Recently accomplishing their tenth and largest cleanup event to date, participation numbered near 100 hard-working conservation-minded men, women and children. There were no doubt even more engaged behind the scenes organizing and providing meals, logistics and other details.
Logistics and safety in this event always pose a tremendous hurdle as the mouth of the East Cut Jetty lies approximately six miles from the harbor, accessible only by boat. And even more challenging, some sixty-two miles down the Padre Island National Seashore from park headquarters. Sixty-two miles of treacherous sand that can swallow the most meticulously prepared four-wheel-drive vehicles and buried debris that can flatten tires faster than you change them.

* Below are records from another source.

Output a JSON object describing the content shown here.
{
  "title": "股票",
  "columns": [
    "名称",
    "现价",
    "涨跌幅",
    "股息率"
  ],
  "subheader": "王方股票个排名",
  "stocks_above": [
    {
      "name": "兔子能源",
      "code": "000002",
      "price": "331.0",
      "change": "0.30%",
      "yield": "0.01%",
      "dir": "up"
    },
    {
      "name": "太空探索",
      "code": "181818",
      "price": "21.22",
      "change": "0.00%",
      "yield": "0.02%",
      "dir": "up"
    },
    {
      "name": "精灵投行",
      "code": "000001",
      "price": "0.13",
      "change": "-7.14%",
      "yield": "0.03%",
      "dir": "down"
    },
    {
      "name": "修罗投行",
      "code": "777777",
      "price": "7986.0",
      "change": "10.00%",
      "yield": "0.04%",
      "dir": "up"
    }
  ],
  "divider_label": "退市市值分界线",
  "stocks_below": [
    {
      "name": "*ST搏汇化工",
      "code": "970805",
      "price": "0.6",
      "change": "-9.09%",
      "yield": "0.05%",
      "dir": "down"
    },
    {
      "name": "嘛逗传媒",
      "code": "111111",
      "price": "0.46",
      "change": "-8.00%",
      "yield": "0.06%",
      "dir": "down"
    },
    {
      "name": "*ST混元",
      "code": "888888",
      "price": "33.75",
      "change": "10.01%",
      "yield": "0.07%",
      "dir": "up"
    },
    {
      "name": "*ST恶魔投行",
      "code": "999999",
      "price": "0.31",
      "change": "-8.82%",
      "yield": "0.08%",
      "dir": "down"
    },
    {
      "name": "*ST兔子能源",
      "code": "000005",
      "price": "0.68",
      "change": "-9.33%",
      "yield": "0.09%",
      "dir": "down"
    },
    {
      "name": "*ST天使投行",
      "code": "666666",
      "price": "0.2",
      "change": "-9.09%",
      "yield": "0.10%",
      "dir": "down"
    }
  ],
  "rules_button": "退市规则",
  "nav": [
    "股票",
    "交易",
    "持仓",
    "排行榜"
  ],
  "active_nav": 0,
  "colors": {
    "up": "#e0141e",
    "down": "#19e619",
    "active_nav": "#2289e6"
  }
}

So, if getting the cleanup team to the work site might seem daunting, consider hauling 15-tons of beach debris back across the bay, or all the way back up-island to park headquarters for proper disposal.
Where does it all come from? Some of it drifts ashore on gulf currents, sure enough, and one can only speculate the source. Sadly, though, a significant portion of the debris is left behind by careless fishermen and campers who have no regard for the wonderful resources they enjoy.
Kathie Bassler described it as; plastic barrels, BBQ grills, plastic irrigation hoses, gill nets, long-line fishing gear, all manner of plastic containers and bottles, Styrofoam cups-plates-and coolers, popup tent frames, and just about anything you might imagine.
The day began before sunrise with the cooking crew preparing a hot breakfast for volunteers at the Port Mansfield Chamber of Commerce Pavilion and packing sack lunches. Some twenty-five bay boats manned by volunteer owners and charter captains donating the day (rather than running a charter) then departed for the East Cut. Leapfrogging as sections of island shores were cleaned, eventually making their way to the jetty and tackling the Seashore beach.
Meanwhile – a fleet of trucks and trailers were making their way down the PINS beach to rendezvous with the cleanup crew and transport the debris back to park headquarters. Some made multiple runs. To demonstrate how treacherous beach driving and towing a trailer filled with trash can be, just ask Brian McKinsey who ended up “donating” a transmission for his efforts.
All said and done, several miles of East Cut and two miles of PINS beach were restored to pristine beauty.
Miller and Kathie are obviously the nucleus of this spectacular effort but are quick to say they couldn’t even begin to pull it off without tons of work from a host of dedicated volunteers.
Many of the out-of-town workforce were hosted by Port Mansfield homeowners who accommodated them for the weekend deserve great praise. Y-Knot Rentals was highly instrumental in helping organize housing. Sunset House Motel donated rooms. Charter captains, too numerous to mention for fear of omission, who could have made a nice paycheck that day, instead pitched in to carry workers across the bay. Pelican’s Cove provided the celebration party to commemorate the event. Financial sponsors who cannot attend but contribute substantially to the event’s success are also greatly appreciated. The list just goes on and on.
The bottom line to all of this that we the outdoors-people of Texas, who cherish our natural resources, are not content to just sit by and complain. We roll up our sleeves and do something. We clean waterways and beaches of harmful trash and plastic. We educate others to practice better trash management, on the water and in everyday life. We care and we get involved.
Mega TSFMag conservation kudos to all!